- 1 13 to 14 pound whole turkey neck and giblets removed and reserved for Giblet Stock
Preparing Turkey with Dry Brine
- Four days before serving, prepare the spice blend in a spice grinder or mortar and pestle. Set aside.
- Spatchcock the turkey: set the turkey, breast-side down, on a large cutting board with the tail closest to you. Use heavy-duty kitchen shears to cut up one side of the backbone.
- Turn the bird around and cut back down the other side of the spine.
- Remove the backbone and reserve the backbone along with any giblets for turkey stock.
- Turn the turkey breast-side up and pull sides outward. Then use the heel of your hands to press down on both breasts, until you hear a cracking sound and the bird has flattened slightly.
- Rub the seasoned salt on both sides of the turkey.
- Place the turkey on a parchment paper-lined half sheet pan, breast-side up with legs running with the long side of the pan.
- Store, uncovered, in the refrigerator up to 4 days.
- Remove the turkey from the refrigerator and leave at room temperature for 1 hour before cooking.
Roasting the Turkey
- Preheat the oven to 425℉
- Place the turkey on a baking rack over a half sheet pan (to catch the drippings).
- Roast for 30 minutes.
- Reduce the temperature to 350℉
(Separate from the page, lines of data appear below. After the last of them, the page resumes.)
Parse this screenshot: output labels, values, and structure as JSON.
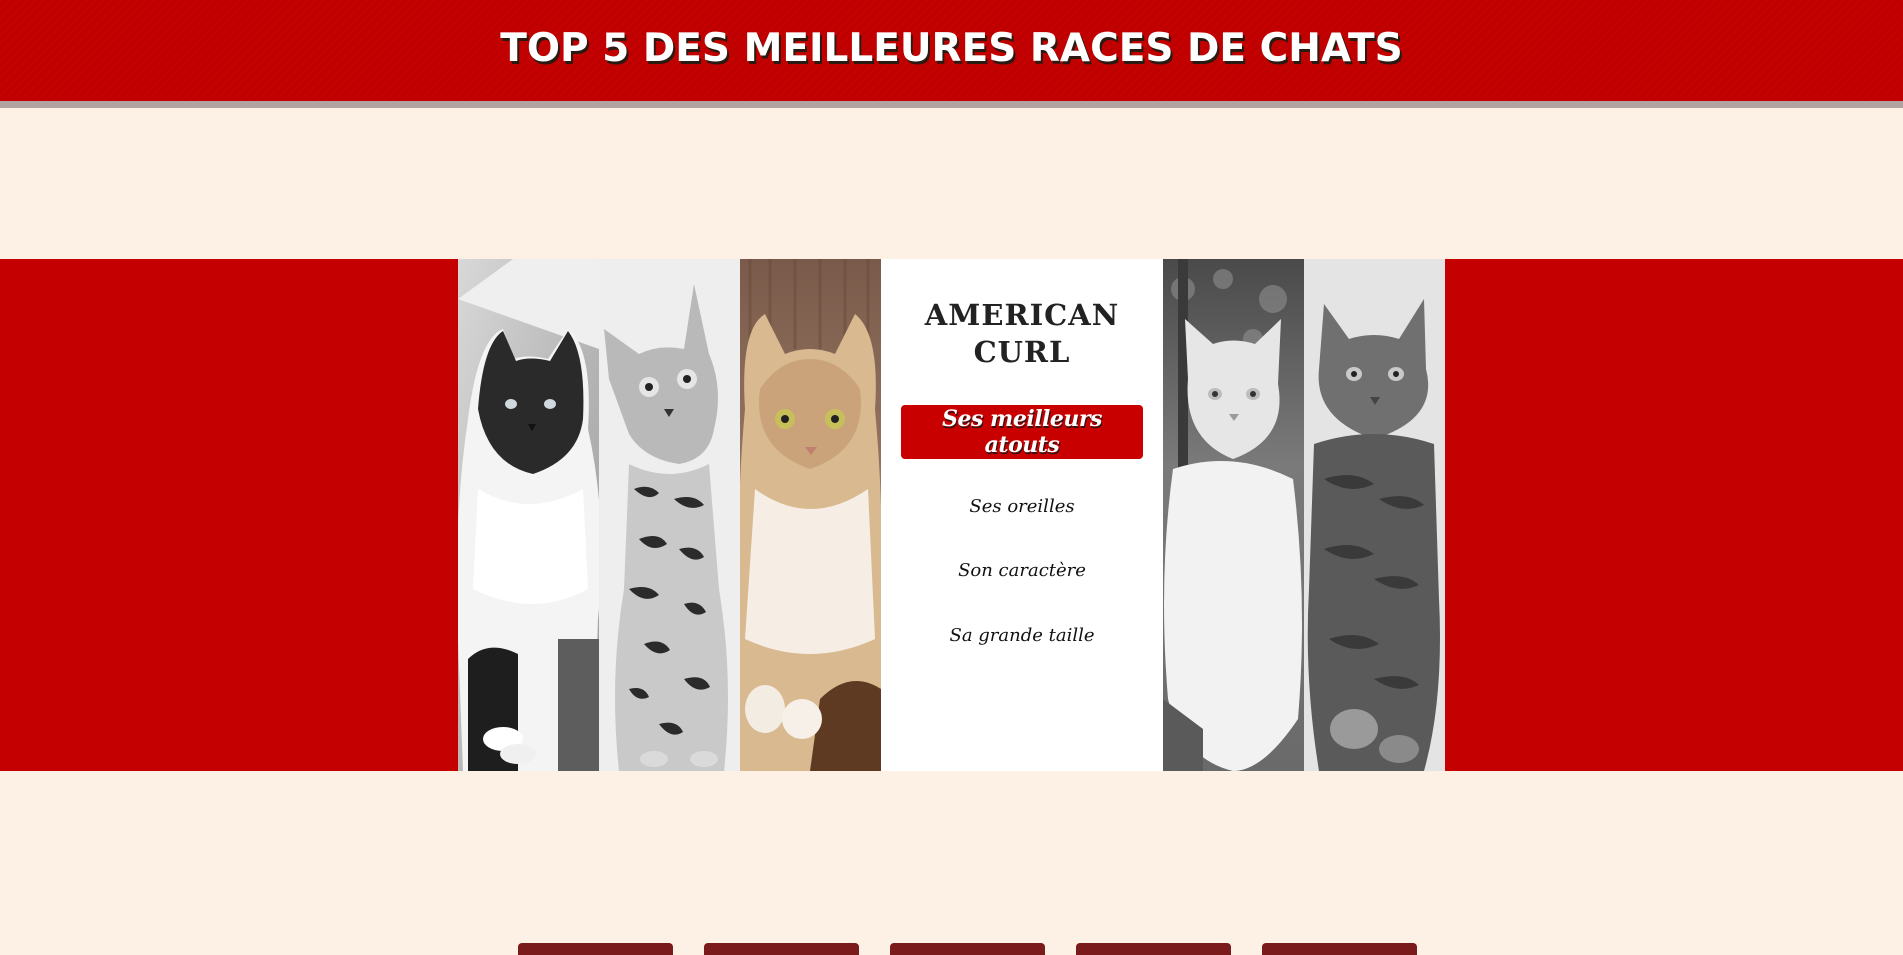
{
  "header": {
    "title": "TOP 5 DES MEILLEURES RACES DE CHATS"
  },
  "gallery": {
    "panels": [
      {
        "icon": "ragdoll-cat-photo",
        "tone": "grayscale"
      },
      {
        "icon": "bengal-cat-photo",
        "tone": "grayscale"
      },
      {
        "icon": "american-curl-cat-photo",
        "tone": "color"
      },
      {
        "icon": "norwegian-forest-cat-photo",
        "tone": "grayscale"
      },
      {
        "icon": "maine-coon-cat-photo",
        "tone": "grayscale"
      }
    ],
    "feature": {
      "breed_line1": "AMERICAN",
      "breed_line2": "CURL",
      "atouts_button": "Ses meilleurs atouts",
      "atouts": [
        "Ses oreilles",
        "Son caractère",
        "Sa grande taille"
      ]
    }
  },
  "colors": {
    "brand_red": "#c40000",
    "page_background": "#fdf1e6",
    "divider": "#b3a3a0"
  }
}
- Continue to roast until the thickest part of the breast is 155℉, approximately 40-50 minutes.
- Remove the turkey and let rest for 30 minutes before carving.